A liver fluke infection, which is an infection of parasitic worms called flukes, can cause a range of unpleasant symptoms. Among the most common are abdominal pain, nausea, vomiting, and diarrhea. A person with this condition may also develop a fever and generally feel unwell. Some people may also notice hives, poor appetite, and unexplained weight loss when they have a liver fluke infection. It is important to note, however, that some people do not experience symptoms when they have liver fluke infections.
When a person has this type of infection, his body has been infected with trematodes, which are parasitic worms ingested when one eats certain types of raw or undercooked fish. Symptoms don't always develop with this condition. When they do develop, however, they typically include abdominal pain in the part of the abdomen that houses the liver—the upper right side. This symptom typically results from the movement of the parasitic worms from the intestine to the liver and their subsequent burrowing in the patient’s liver. A patient may also feel abdominal pain when the flukes periodically obstruct the biliary system, which is responsible for the creation, storage, and movement of bile.
An individual may also develop fevers in relation to liver fluke infection. Often, fevers develop when a person is initially infected and during the earliest stages of infection. Sometimes a person may also develop fevers during periods in which the flukes obstruct the biliary system.
In many cases, a person with a liver fluke infection also experiences such gastrointestinal symptoms as nausea, vomiting, and diarrhea. These symptoms of liver fluke infection frequently develop during the early stages of infection, and some patients may experience them for months after its onset. After the initial months of the infection, a patient may experience relief from these symptoms. They may return, however, as a result of inflammation the flukes cause or their obstruction of the biliary system.
Sometimes a patient may develop hives as a symptom of liver flukes as well. This occurs when the immune system recognizes flukes as foreign invaders and causes an allergic reaction. Likewise, poor appetite, weight loss, and a general feeling of being unwell may also develop as signs of a liver fluke infection.

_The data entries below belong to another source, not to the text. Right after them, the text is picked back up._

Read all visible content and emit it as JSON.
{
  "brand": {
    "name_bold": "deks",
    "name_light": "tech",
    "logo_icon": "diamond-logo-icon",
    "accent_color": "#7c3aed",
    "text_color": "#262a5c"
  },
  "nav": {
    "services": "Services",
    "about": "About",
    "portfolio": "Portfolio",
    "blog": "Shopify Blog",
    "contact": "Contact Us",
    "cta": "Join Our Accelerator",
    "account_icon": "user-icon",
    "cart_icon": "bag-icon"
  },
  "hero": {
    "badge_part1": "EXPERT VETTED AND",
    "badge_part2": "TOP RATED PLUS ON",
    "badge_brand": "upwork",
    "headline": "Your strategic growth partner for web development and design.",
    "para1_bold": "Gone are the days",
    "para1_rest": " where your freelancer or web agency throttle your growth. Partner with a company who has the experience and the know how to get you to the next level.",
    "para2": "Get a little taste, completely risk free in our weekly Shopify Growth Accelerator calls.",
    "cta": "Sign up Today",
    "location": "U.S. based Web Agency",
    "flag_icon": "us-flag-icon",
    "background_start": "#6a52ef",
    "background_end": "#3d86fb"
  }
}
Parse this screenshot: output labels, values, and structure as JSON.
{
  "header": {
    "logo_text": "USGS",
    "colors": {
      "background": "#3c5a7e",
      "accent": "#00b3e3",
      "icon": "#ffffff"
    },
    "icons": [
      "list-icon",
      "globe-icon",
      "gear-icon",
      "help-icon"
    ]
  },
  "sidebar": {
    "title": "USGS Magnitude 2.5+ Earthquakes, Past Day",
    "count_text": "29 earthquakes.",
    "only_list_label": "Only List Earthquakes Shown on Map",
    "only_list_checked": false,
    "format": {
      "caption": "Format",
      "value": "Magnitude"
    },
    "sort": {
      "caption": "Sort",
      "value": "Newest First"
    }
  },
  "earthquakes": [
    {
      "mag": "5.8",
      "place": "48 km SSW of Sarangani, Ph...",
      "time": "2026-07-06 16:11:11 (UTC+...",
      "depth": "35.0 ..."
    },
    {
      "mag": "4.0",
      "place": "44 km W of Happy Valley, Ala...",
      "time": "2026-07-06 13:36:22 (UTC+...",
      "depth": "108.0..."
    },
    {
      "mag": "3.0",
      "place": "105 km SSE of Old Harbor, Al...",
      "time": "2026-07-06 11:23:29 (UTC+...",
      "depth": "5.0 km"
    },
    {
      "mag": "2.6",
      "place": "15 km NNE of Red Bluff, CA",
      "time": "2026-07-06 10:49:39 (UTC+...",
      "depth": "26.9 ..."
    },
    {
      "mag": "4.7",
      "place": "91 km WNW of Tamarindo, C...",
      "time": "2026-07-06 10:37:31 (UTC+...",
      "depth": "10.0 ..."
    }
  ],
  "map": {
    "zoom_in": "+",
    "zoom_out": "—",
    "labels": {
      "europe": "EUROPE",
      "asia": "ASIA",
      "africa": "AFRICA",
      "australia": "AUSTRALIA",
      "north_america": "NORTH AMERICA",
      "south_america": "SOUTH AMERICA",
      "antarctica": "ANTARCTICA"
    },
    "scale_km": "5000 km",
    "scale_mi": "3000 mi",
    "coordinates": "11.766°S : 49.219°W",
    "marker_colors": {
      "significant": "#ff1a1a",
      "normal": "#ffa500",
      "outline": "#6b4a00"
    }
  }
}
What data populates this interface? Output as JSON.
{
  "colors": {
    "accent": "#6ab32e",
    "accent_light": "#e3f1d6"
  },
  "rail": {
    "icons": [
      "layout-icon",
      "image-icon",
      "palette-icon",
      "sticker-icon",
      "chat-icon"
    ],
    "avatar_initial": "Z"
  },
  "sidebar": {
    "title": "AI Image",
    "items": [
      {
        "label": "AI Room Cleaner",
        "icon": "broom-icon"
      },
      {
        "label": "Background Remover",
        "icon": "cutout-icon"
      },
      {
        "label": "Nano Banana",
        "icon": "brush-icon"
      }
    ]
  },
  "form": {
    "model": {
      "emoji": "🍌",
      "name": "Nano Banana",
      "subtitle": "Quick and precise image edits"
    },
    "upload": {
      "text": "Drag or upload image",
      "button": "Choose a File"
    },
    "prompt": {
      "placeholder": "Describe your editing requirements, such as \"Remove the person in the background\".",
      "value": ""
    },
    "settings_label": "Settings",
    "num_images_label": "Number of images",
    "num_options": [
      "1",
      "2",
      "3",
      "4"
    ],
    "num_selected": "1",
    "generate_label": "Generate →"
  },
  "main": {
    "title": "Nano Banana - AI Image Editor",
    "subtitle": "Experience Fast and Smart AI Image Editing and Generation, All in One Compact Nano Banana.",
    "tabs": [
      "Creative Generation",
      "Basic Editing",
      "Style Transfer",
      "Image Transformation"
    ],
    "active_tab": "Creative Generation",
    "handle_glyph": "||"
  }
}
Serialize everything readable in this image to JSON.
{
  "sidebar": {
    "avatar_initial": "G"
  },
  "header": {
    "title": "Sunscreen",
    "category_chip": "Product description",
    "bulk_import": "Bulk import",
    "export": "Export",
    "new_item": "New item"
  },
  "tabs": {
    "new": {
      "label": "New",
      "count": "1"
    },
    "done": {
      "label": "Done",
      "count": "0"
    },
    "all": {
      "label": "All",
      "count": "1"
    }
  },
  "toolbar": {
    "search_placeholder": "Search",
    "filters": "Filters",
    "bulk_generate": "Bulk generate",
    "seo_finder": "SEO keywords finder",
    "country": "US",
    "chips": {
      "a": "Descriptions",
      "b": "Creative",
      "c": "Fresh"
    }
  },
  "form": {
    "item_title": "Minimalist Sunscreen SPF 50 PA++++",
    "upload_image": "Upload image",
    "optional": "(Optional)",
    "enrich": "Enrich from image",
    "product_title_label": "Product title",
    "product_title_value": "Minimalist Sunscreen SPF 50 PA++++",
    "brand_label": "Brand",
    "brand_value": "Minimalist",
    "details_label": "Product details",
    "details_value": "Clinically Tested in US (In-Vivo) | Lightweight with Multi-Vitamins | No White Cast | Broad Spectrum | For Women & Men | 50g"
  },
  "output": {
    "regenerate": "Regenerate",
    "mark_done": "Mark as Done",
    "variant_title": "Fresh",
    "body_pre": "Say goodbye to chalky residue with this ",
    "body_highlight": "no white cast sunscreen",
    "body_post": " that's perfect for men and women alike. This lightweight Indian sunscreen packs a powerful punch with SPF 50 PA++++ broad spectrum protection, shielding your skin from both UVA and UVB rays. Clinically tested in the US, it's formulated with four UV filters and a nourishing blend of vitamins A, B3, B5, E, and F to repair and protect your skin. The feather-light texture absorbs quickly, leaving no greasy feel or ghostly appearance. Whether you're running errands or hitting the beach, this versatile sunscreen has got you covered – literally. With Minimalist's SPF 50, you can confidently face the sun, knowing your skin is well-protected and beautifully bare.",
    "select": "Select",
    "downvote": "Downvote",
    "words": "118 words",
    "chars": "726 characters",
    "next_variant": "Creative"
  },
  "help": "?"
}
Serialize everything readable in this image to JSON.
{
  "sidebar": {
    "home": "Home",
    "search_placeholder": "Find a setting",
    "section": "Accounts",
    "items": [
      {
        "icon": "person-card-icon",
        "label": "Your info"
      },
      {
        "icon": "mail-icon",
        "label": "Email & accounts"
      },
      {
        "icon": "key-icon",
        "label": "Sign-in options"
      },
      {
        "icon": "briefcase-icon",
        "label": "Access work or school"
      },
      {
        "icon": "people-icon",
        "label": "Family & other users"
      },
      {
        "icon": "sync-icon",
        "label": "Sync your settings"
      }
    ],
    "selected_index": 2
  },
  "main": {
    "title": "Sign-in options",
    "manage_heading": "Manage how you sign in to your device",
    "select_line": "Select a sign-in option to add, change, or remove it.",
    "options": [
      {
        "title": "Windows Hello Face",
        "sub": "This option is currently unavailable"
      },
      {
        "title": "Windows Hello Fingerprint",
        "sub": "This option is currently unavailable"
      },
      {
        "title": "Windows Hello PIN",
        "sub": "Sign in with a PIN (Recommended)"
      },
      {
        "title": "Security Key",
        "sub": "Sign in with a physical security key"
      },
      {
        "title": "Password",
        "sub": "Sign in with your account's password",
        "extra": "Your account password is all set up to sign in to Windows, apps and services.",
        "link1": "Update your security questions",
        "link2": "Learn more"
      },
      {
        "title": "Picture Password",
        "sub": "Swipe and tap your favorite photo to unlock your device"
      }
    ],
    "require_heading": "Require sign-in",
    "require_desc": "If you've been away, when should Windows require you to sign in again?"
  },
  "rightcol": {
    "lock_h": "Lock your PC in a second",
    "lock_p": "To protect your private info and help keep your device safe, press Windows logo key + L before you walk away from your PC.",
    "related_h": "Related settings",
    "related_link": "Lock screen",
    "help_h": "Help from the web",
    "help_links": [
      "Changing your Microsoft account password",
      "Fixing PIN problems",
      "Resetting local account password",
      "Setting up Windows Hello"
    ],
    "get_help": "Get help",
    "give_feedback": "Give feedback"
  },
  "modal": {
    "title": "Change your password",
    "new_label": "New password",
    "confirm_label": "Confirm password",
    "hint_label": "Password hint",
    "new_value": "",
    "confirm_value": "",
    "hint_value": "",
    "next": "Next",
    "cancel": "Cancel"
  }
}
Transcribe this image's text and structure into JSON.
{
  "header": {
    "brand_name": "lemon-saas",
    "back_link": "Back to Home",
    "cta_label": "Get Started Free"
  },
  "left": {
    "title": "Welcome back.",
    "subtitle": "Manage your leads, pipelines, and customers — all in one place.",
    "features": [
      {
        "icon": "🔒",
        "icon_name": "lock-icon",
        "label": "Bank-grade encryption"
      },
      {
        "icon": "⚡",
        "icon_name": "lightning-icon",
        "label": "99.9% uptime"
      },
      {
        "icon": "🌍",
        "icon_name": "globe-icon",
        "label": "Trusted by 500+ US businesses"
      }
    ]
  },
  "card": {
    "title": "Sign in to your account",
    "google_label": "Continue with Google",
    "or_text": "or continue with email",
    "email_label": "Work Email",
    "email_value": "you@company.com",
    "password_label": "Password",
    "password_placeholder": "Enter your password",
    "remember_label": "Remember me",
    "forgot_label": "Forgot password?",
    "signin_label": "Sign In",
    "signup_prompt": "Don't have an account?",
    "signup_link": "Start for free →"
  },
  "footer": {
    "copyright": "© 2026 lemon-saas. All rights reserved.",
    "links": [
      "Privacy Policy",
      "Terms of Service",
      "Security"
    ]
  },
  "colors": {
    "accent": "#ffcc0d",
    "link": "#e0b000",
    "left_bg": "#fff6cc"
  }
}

Malaise often occurs in early stages of the infection but may occur later as well, especially if the flukes cause permanent damage to the patient's liver. Appetite and weight loss are most common with long-term infection.